I slowly but surely tried a few new knitting projects here and there, I think my nesting with C helped move me along a bit. I even conquered those scary double pointed needles but still wasn't very confident. Then C was born and something just clicked inside of me. I became very serious about knitting and learning new techniques. I can't quite explain it. I just couldn't stop myself. I was very grateful that I stuck with it through all the misunderstandings, frustration, and mistakes.
Now, three years after I started knitting seriously I still would not call myself an expert nor advanced by any means. I still see myself as perhaps an advanced beginner or intermediate knitter learning more and getting by every day, one stitch at a time.
K's own Priya Pig and Piglet made from hand spun organic wool. Picture taken in 2007
My favorite knitting resources (beginner and advanced):
A First Book of Knitting For Children - The book that basically taught me how to knit
Knitting For Children - A Second Book - The second book for when you have mastered (and in my case, made many armies of) the projects in the first book
KnittingHelp - I visit this website for help quite often. It saves me when it comes to knitting terms I haven't heard before or stitches I have never done. I am a very visual learner and their videos really help me to fully understand a stitch, etc.

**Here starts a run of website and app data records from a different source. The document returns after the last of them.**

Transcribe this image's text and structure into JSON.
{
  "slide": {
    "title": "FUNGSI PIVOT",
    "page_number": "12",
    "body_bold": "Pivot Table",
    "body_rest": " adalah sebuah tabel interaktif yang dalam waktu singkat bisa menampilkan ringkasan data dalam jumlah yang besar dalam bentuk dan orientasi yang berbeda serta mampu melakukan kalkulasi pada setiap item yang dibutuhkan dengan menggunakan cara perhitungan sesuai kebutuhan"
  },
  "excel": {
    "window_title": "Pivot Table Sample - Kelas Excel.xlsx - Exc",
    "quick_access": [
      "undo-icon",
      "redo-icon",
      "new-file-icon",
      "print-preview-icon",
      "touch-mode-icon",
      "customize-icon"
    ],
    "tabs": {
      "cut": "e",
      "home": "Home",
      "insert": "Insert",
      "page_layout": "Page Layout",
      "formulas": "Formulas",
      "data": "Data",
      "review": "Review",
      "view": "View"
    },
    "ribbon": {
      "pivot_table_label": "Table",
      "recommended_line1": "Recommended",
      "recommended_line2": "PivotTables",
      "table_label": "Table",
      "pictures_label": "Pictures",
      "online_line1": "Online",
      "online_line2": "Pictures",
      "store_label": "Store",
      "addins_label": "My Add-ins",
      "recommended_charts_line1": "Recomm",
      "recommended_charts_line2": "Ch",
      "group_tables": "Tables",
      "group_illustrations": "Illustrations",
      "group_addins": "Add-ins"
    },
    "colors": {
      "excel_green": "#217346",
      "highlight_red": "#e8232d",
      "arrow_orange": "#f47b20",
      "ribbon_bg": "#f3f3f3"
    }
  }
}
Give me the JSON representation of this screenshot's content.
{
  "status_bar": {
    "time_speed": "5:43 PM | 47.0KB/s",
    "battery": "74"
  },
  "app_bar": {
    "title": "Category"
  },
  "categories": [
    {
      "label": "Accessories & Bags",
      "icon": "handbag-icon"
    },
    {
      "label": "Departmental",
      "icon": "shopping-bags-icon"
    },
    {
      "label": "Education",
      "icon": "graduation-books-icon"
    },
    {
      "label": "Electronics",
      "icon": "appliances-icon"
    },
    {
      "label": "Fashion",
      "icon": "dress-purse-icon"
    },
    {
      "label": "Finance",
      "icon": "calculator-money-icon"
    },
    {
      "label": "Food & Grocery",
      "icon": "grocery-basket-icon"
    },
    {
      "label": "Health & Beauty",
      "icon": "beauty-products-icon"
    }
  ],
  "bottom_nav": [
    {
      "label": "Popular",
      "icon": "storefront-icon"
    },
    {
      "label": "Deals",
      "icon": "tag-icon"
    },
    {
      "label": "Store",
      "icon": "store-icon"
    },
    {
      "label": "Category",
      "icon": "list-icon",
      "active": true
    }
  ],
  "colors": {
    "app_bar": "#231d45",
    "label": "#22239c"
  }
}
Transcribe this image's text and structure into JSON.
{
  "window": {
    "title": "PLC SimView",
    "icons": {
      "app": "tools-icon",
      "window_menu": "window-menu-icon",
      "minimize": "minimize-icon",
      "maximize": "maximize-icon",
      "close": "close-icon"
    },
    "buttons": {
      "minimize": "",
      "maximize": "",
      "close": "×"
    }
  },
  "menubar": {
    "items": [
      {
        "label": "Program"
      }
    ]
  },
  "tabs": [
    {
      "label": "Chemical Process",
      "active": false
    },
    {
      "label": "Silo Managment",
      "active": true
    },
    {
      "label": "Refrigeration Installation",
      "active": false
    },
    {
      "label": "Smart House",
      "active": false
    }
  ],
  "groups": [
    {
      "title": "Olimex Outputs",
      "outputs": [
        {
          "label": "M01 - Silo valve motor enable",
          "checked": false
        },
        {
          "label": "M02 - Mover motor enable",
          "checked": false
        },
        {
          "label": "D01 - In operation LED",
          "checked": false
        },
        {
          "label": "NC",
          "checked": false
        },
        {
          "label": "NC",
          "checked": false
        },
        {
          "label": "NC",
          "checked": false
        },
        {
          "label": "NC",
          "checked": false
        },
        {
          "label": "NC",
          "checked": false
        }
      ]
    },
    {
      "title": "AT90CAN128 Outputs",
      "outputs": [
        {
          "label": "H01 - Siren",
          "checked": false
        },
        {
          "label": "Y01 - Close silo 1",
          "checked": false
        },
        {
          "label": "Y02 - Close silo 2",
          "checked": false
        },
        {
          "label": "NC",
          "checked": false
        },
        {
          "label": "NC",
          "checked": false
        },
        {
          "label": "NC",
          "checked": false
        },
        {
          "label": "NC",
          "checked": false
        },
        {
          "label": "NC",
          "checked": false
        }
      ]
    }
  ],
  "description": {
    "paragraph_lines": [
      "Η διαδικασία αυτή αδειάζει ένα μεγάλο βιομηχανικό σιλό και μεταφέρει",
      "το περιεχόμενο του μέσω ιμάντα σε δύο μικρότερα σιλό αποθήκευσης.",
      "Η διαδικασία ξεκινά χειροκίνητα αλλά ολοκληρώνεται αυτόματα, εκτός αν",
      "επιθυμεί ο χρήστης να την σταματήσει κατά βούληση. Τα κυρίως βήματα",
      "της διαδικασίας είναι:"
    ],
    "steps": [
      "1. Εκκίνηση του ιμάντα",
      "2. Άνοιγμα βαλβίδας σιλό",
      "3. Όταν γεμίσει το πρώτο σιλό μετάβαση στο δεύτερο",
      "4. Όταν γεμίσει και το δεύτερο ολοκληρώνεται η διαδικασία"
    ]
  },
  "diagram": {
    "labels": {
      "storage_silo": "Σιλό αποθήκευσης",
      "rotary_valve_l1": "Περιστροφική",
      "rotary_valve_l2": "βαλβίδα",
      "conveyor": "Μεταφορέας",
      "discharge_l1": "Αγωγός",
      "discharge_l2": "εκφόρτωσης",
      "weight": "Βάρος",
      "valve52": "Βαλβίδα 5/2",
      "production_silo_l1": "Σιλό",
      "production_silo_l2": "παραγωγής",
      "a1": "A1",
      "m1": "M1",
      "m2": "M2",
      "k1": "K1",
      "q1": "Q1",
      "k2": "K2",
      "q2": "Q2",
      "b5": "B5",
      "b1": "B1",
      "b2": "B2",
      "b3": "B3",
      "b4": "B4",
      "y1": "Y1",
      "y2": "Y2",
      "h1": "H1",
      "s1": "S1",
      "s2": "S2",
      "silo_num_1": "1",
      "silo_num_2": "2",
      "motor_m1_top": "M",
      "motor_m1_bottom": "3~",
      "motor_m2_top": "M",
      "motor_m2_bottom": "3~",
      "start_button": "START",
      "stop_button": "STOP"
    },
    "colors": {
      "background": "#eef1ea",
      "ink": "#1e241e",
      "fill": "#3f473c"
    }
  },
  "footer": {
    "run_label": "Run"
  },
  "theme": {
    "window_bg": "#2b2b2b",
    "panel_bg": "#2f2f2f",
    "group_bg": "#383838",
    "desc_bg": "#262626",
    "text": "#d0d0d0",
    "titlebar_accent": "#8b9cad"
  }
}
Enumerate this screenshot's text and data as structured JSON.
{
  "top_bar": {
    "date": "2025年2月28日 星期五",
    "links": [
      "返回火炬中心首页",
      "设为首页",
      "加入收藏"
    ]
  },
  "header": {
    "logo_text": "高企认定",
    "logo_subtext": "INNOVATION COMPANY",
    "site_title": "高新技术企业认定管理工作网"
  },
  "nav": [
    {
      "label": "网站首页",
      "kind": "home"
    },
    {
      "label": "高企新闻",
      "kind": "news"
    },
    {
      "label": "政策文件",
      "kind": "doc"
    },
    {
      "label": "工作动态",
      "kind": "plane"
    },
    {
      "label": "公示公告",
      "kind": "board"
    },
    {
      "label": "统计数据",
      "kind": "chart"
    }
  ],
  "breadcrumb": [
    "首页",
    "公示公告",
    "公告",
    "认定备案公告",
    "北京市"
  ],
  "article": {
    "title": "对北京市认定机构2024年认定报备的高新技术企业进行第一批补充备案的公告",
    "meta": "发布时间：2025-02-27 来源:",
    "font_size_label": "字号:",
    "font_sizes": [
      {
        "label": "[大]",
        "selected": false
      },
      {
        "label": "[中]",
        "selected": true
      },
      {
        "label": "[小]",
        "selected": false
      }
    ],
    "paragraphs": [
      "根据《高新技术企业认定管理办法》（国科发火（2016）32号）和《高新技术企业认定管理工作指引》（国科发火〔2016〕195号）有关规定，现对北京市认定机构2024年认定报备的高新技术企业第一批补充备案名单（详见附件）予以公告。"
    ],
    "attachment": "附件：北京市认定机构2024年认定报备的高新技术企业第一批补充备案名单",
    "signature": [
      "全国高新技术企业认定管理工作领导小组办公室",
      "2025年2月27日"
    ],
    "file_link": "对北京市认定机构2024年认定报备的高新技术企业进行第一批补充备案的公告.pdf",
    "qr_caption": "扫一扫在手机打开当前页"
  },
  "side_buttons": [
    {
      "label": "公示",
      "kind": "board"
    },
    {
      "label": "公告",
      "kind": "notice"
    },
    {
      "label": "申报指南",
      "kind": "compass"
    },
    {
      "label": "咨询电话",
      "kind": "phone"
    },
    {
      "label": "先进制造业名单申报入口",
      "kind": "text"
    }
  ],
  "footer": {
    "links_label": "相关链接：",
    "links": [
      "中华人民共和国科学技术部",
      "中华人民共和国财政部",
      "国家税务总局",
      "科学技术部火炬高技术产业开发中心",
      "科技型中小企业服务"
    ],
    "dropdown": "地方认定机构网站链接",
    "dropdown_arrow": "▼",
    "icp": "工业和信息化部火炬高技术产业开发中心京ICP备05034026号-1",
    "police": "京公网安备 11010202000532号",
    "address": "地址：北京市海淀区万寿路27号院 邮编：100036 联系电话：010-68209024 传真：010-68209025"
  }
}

Ravelry - The ultimate knitting resource IMHO. Whenever I start a new pattern I reference it first on Rav to see if there are any issues,corrections, etc. This has saved me from having to rip out stitches and start over more times than I can count. There is also a great forum to post questions and get great advice. I really don't know what I would do without it.
Well, that's my little condensed story. I hope it made sense, and I hope I didn't bore you too much, and just maybe I may have even been of some help. Please let me know if you have any questions.
What was your inspiration to learn how to knit, crochet or sew? (I still want to learn how to crochet, K learns in 4th grade...maybe she can teach me then!)What advice do you have for the rest of us? Please leave it in the comments below, I know we would all appreciate it.
A Knitting Story - Learning to Knit